Cell therapy and vaccine approaches are among the several potential options for targeting KRAS in patients with KRAS G12C–mutated non–small cell lung cancer, says Sandip P. Patel, MD.
Sandip P. Patel, MD, spoke with CancerNetwork® about ongoing clinical research focused on developing new ways to target KRAS mutation in patients with KRAS G12C–mutated non–small cell lung cancer (NSCLC).
According to Patel, a professor in the Department of Medicine at the University of California, San Diego, managing KRAS mutations in this patient population encompasses combination therapies including agents such as sotorasib (Lumakras) and adagrasib (Krazati), which he says are producing “interesting” therapeutic activity. Additionally, there are several options that fall under the pan-KRAS inhibitor umbrella, which include small molecule inhibitors, protein degraders, antisense molecules, cell therapy strategies, and vaccination.
Given the wide range of potential treatment strategies in this population, Patel suggests that understanding biomarker development is key to ensuring that patients are receiving the most suitable therapies. He also said that researching KRAS may be an area of interest outside of NSCLC, including colorectal and pancreatic cancer.

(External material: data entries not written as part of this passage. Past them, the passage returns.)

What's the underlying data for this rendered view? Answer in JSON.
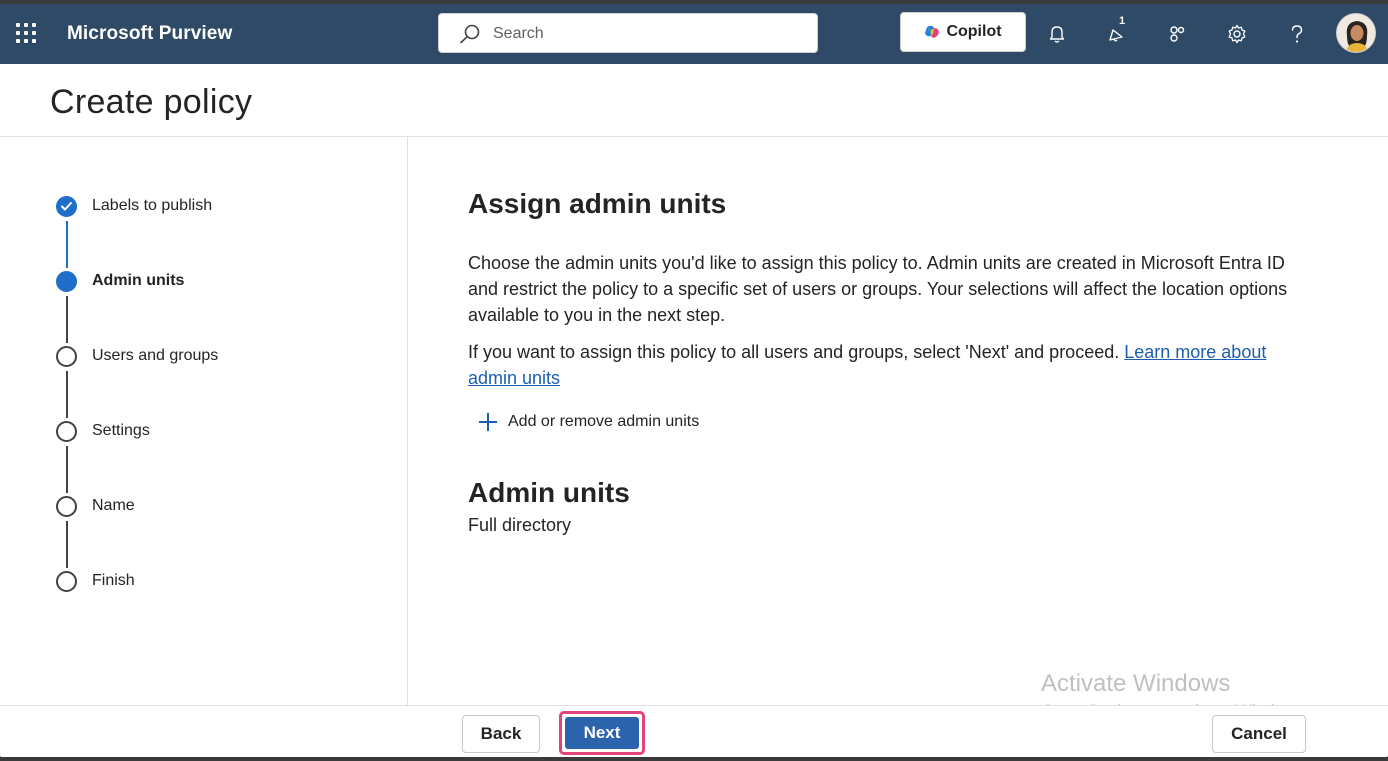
{
  "topbar": {
    "app_title": "Microsoft Purview",
    "search_placeholder": "Search",
    "copilot_label": "Copilot",
    "notification_badge": "1",
    "bg_color": "#2f4a66"
  },
  "header": {
    "title": "Create policy"
  },
  "stepper": {
    "steps": [
      {
        "label": "Labels to publish",
        "state": "done"
      },
      {
        "label": "Admin units",
        "state": "active"
      },
      {
        "label": "Users and groups",
        "state": "pending"
      },
      {
        "label": "Settings",
        "state": "pending"
      },
      {
        "label": "Name",
        "state": "pending"
      },
      {
        "label": "Finish",
        "state": "pending"
      }
    ]
  },
  "main": {
    "heading": "Assign admin units",
    "description": "Choose the admin units you'd like to assign this policy to. Admin units are created in Microsoft Entra ID and restrict the policy to a specific set of users or groups. Your selections will affect the location options available to you in the next step.",
    "instruction": "If you want to assign this policy to all users and groups, select 'Next' and proceed.",
    "learn_more_link": "Learn more about admin units",
    "add_remove_label": "Add or remove admin units",
    "admin_units_heading": "Admin units",
    "admin_units_value": "Full directory"
  },
  "footer": {
    "back_label": "Back",
    "next_label": "Next",
    "cancel_label": "Cancel"
  },
  "watermark": {
    "title": "Activate Windows",
    "subtitle": "Go to Settings to activate Windows."
  },
  "colors": {
    "accent": "#1f6ec7",
    "primary_button": "#2b64ad",
    "highlight": "#e0447a"
  }
}
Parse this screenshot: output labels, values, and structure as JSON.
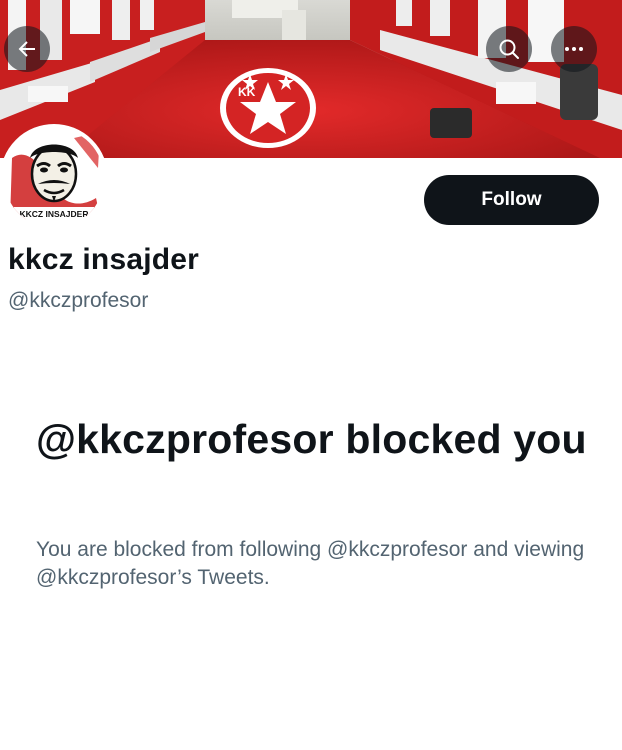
{
  "profile": {
    "display_name": "kkcz insajder",
    "handle": "@kkczprofesor",
    "avatar_text": "KKCZ INSAJDER",
    "banner_logo_text": "KK"
  },
  "actions": {
    "follow_label": "Follow"
  },
  "blocked": {
    "title": "@kkczprofesor blocked you",
    "description": "You are blocked from following @kkczprofesor and viewing @kkczprofesor’s Tweets."
  },
  "icons": {
    "back": "arrow-left-icon",
    "search": "search-icon",
    "more": "more-horizontal-icon"
  },
  "colors": {
    "text_primary": "#0f1419",
    "text_secondary": "#536471",
    "button_dark": "#0f1419",
    "banner_red": "#c41e1e"
  }
}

Broadly, KRAS is probably the most exciting area in clinical trials right now, not only in thoracic oncology but also pancreatic and colorectal cancer, where we’ve seen a lot of combination therapies. My view is the small molecule inhibitors are the base, not the ceiling. The idea is that we would get monotherapy efficacy; frankly, with these agents, any efficacy at all is quite surprising because of how tough KRAS is to target. The idea that we were going to use combination approaches, eventually, made it make a lot of sense. We’re starting to see in some of these biomarker design combinations some interesting therapeutic activity. On the one hand, [we have] combinations featuring agents such as sotorasib and adagrasib, and then on the other hand there is a whole class of pan-KRAS inhibitors, and these come in multiple [options], like small molecule [inhibitors], protein degraders, or antisense molecules. There are cell therapy approaches and vaccine approaches, really a myriad of approaches. It’s unlikely to be “winner takes all.” It’s much more likely that we are going to find scenarios in which certain agents may make more sense. Understanding the biomarker development and understanding which patient populations may benefit is key so that we can ensure that we deliver the right drug to the right patient at the right time.